Buy and Hold
As the name suggests, under this strategy you buy a property and then hold it for the medium to long term. In the meantime you rent it out to hopefully good tenants.
You make money using the ‘buy and hold’ strategy, when the value of your property rises or alternatively you have more rental income than property and finance expenses.
Let’s look at a buy and hold example…
Imagine that you purchased the median priced property in Melbourne back in March 1996. With the benefit of hindsight, let’s see how your investment would have turned out assuming:
- You paid $144,300 (per REIA statistics)
- Closing costs were $8,000
- You borrowed 80% on a five year fixed interest-only loan at 9% per annum
- The average rent over the period was $190 per week
- The property has been let 98% of the time
- The annual property expenses, including management fees, is $3,000
- We ignore taxation implications
- Agent’s commission and other sale costs are a flat 3%
Over that five-year period you would have:
- Received $43,316 in rent
- Paid $15,000 in property costs
- Paid $51,948 in interest costs
Today your property would be worth $256,300 (per REIA statistics), so imagining that you sold today, how much profit would you have made using buy and hold?
- Capital gain = (Price Sold – Agent’s Commission) – (Price paid + closing costs)
= ($256,300 * 97%) – ($144,300 + $8,000)
= ($248,611) – ($152,300)
- We also need to subtract the ongoing income loss that we made each year, which comprises (rental income) – (interest + property expenses)
= ($43,316) – ($51,948 + $15,000)
- Our overall profit was $72,679, which is an average annual cash on cash return of:
((Profit / (Deposit + Closing Costs)) / 5 years)
= (($72,679 / ($28,860 + $8,000)) / 5)
= 39.44% per annum.
(Please note that an alternative to selling the property would have been to retain it, have it revalued and then looked to redraw or refinance so to get access to the equity).
What are the critical success factors?
To effectively use the buy and hold strategy, when buying a property you need to decide what is more important – capital gains or income returns, because it’s difficult to find a property that offers both – especially in a prime location.
Depending on your buy and hold strategy, the following factors are important:
The better the location then the better the chance of capital gains. For example, a property that is close to amenities such as schools, parks and shops stands a much better chance of rising in value than something that is less well positioned.
If you’re looking to bank on location using the buy and hold strategy, then you’re probably likely to shop for the worst house in the best street.
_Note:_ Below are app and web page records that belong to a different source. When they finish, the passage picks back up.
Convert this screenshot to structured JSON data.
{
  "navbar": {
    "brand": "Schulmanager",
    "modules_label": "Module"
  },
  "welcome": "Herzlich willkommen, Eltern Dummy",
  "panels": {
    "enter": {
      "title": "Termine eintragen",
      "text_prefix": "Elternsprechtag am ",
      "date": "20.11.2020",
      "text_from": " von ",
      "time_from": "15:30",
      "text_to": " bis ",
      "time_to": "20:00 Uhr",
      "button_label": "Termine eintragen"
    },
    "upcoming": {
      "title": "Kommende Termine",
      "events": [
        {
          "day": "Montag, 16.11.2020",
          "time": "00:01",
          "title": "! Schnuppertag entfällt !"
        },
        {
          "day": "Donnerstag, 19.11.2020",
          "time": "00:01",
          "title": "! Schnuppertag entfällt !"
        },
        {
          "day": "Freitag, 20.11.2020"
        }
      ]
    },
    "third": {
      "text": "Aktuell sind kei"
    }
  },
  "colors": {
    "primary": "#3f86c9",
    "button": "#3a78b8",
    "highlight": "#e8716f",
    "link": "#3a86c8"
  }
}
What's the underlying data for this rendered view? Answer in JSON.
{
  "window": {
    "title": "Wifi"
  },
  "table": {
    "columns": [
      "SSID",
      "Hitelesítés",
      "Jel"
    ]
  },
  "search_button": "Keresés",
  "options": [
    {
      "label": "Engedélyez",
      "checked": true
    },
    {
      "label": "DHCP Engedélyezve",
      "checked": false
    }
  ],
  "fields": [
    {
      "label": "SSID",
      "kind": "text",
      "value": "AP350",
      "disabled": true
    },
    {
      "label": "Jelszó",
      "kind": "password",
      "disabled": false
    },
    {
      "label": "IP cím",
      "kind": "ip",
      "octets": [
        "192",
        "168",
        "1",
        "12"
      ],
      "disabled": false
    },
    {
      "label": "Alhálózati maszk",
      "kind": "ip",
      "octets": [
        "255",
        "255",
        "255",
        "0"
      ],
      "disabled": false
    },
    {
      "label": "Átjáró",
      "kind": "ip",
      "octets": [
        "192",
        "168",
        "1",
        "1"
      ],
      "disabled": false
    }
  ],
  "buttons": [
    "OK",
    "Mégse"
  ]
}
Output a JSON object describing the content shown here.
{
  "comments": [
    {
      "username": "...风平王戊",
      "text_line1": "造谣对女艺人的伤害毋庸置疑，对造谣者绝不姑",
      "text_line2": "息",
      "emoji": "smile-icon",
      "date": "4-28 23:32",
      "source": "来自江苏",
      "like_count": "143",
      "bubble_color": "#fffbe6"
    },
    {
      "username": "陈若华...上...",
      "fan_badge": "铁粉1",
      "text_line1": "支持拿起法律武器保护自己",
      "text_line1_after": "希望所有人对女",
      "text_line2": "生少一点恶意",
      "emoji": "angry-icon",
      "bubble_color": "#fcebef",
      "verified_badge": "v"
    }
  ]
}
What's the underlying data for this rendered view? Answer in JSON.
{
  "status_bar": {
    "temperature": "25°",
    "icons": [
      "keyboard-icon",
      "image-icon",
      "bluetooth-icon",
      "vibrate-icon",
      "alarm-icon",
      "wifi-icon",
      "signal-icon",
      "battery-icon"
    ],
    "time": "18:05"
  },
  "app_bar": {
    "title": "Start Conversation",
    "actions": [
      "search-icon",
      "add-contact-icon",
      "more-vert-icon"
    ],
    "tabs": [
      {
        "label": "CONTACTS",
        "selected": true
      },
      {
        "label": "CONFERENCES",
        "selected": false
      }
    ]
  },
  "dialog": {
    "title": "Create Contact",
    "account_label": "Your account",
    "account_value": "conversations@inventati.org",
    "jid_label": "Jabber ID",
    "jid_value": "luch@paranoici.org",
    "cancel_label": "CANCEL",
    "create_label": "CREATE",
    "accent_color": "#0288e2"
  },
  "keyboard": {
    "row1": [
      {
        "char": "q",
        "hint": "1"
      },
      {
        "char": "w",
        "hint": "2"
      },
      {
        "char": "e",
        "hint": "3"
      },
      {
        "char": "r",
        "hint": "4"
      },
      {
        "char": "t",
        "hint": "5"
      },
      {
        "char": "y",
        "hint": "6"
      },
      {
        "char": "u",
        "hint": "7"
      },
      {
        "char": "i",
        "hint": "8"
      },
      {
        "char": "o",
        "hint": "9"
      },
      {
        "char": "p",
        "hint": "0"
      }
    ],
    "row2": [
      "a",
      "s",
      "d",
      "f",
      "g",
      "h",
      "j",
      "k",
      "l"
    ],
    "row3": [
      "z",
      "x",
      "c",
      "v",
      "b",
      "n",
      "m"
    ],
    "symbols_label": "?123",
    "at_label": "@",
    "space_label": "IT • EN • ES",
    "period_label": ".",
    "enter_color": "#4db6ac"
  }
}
The type of property that you should be looking to buy will dictate the type of tenant that you are going to attract. For example, a studio one-bedroom Inner City apartment is not built to cater for a family – so the proximity of schools isn’t likely to be important.
All manner of tenants will apply to rent your property, but the real challenge is to find the right tenant for the right property. Pre-qualifying tenants is essential to your success. If you want to know more about how to pre-qualify tenants then check out Buyer Beware in the resources section.
The construction and condition of the property is also important. Brick homes are generally worth more than their weatherboard counterparts and period style homes attract emotional charm that generally ups the price too.
But what’s critical to know about the property is what you can’t see… for example, I’ve heard of seaside homes built with nails that’ll rust, which is a big disaster waiting to happen!
Being a savvy buy and hold investor means making sure that you know what you’re buying. A great property inspection template that has saved many investors thousands of dollars can be found in Buyer Beware.
There’s no point buying a property under a buy and hold strategy if you can’t afford to own it for the long-term. That’s why it’s important to avoid buying on emotion and gut feeling and instead focus on the facts, which really means that you need to complete a full analysis of the numbers.
But if you’re financially challenged or crunching the numbers make you squirm, then it’s all the more important as you’re probably the sort of person that’s most at risk of making a poor financial decision, and maybe should consider if the buy and hold strategy is for you.
Make sure that you avoid buying based on the best case scenario too. See what effect a change in interest rates and a movement in rents does to your profit margin and ability to hold on to the property if it starts making a loss.